:: The data ::

___

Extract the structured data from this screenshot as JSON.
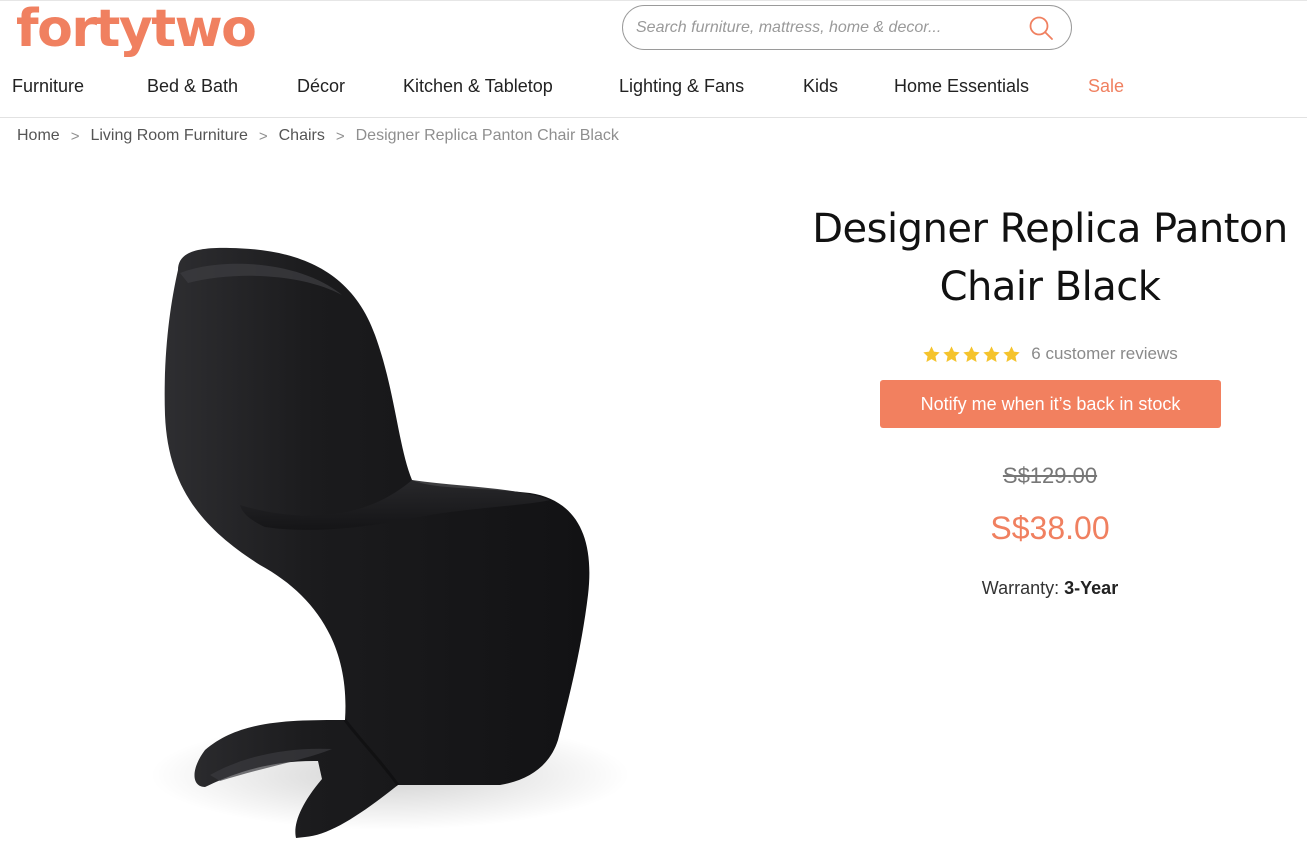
{
  "header": {
    "logo": "fortytwo",
    "search": {
      "placeholder": "Search furniture, mattress, home & decor..."
    }
  },
  "nav": {
    "items": [
      {
        "label": "Furniture"
      },
      {
        "label": "Bed & Bath"
      },
      {
        "label": "Décor"
      },
      {
        "label": "Kitchen & Tabletop"
      },
      {
        "label": "Lighting & Fans"
      },
      {
        "label": "Kids"
      },
      {
        "label": "Home Essentials"
      },
      {
        "label": "Sale"
      }
    ]
  },
  "breadcrumb": {
    "separator": ">",
    "items": [
      {
        "label": "Home"
      },
      {
        "label": "Living Room Furniture"
      },
      {
        "label": "Chairs"
      },
      {
        "label": "Designer Replica Panton Chair Black"
      }
    ]
  },
  "product": {
    "title_line1": "Designer Replica Panton",
    "title_line2": "Chair Black",
    "rating": 5,
    "reviews_text": "6 customer reviews",
    "notify_label": "Notify me when it’s back in stock",
    "old_price": "S$129.00",
    "new_price": "S$38.00",
    "warranty_label": "Warranty:",
    "warranty_value": "3-Year"
  },
  "colors": {
    "accent": "#f08060",
    "star": "#f5c32c",
    "chair": "#1e1e20"
  },
  "icons": {
    "search": "search-icon",
    "star": "star-icon"
  }
}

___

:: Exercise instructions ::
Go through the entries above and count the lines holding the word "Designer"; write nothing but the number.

:: Task result ::
2